====== INPUT RECORDS ======

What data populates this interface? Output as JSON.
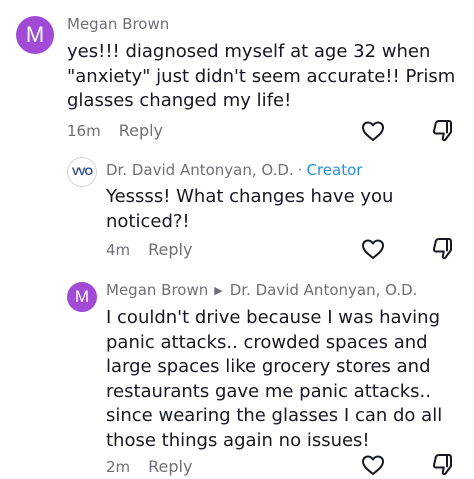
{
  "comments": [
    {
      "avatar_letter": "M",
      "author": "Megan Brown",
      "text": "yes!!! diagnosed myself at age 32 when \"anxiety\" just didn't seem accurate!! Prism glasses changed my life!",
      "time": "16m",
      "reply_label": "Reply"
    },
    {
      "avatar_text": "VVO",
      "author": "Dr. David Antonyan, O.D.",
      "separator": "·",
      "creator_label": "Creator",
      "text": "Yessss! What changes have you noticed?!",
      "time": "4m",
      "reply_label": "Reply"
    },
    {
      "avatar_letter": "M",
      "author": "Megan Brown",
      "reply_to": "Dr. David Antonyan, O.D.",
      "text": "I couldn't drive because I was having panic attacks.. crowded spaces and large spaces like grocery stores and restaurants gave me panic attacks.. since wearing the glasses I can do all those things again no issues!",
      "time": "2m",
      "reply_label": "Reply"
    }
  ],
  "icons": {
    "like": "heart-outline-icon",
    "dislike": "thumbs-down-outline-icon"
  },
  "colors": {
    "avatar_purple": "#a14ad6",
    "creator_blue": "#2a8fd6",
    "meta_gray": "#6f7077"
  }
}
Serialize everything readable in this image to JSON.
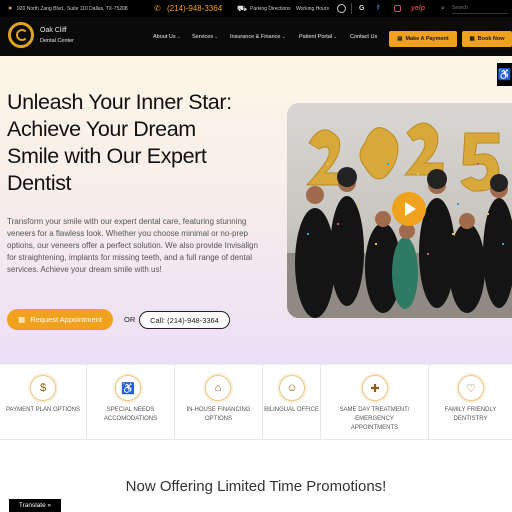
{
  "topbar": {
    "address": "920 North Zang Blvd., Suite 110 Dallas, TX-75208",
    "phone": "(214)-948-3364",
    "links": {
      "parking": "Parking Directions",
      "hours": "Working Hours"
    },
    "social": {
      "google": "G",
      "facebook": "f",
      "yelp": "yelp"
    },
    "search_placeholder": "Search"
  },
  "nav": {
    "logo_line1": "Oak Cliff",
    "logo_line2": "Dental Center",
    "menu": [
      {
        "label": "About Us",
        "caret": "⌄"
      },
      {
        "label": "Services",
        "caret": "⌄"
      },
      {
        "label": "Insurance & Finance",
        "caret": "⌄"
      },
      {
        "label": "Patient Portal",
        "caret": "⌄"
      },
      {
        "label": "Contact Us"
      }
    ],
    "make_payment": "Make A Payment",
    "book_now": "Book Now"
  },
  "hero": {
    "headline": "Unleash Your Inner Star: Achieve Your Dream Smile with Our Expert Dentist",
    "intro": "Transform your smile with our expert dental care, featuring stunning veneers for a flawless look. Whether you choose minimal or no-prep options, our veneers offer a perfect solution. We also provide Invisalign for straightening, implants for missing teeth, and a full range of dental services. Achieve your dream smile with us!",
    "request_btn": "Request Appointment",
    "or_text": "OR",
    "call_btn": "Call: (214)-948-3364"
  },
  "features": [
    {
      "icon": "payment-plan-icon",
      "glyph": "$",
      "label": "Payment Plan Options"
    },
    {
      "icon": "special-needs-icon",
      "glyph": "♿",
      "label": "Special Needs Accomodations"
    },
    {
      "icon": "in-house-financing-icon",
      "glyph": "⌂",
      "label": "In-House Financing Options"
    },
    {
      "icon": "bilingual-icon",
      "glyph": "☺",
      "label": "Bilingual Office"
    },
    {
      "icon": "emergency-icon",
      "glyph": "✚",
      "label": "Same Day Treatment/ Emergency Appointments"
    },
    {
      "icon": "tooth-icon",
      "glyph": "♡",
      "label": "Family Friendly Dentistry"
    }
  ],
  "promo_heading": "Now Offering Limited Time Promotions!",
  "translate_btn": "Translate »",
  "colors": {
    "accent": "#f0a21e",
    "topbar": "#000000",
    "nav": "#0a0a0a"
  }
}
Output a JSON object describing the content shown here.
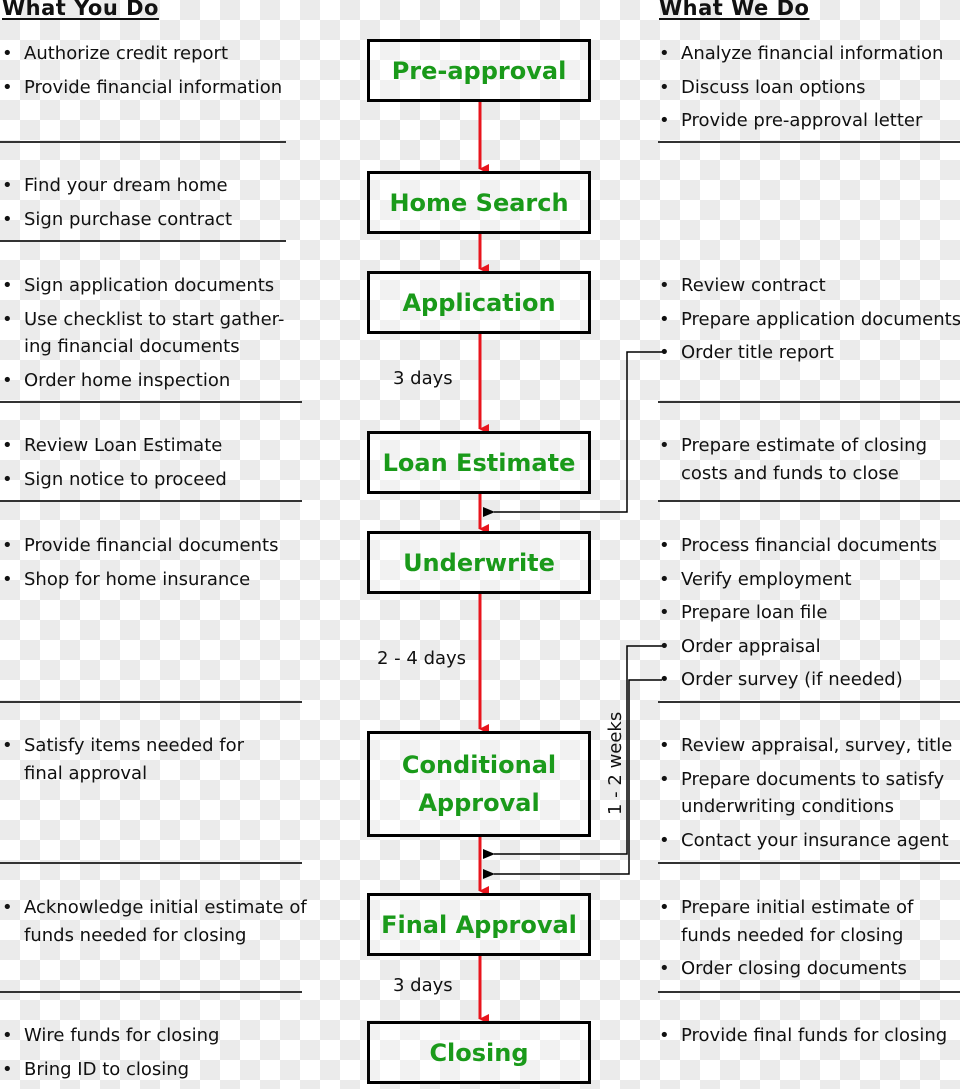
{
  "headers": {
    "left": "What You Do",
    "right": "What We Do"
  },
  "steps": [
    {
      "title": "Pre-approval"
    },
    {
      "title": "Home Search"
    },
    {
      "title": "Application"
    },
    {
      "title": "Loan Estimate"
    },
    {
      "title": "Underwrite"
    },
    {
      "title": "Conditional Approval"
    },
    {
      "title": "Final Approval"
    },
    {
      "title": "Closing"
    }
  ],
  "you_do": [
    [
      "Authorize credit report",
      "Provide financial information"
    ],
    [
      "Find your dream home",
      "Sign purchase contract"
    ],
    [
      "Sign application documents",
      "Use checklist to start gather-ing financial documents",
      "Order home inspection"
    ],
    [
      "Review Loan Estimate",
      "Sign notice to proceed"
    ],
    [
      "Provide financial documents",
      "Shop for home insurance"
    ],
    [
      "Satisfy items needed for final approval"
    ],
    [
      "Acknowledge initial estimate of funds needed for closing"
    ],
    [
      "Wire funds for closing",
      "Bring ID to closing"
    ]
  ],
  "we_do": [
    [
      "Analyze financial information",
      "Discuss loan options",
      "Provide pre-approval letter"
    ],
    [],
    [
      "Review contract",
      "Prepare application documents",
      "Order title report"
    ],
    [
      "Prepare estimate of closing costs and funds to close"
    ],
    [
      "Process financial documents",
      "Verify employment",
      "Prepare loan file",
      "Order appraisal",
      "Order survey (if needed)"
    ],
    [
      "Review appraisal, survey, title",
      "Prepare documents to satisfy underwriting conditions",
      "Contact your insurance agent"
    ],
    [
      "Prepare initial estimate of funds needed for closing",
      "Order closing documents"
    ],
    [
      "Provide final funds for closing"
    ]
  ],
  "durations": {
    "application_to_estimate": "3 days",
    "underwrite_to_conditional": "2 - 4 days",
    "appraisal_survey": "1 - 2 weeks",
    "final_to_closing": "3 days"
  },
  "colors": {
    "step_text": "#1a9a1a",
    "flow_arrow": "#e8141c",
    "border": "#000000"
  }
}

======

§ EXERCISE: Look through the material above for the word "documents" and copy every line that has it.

§ RESPONSE TO THE TASK:
      "Sign application documents",
      "Use checklist to start gather-ing financial documents",
      "Provide financial documents",
      "Prepare application documents",
      "Process financial documents",
      "Prepare documents to satisfy underwriting conditions",
      "Order closing documents"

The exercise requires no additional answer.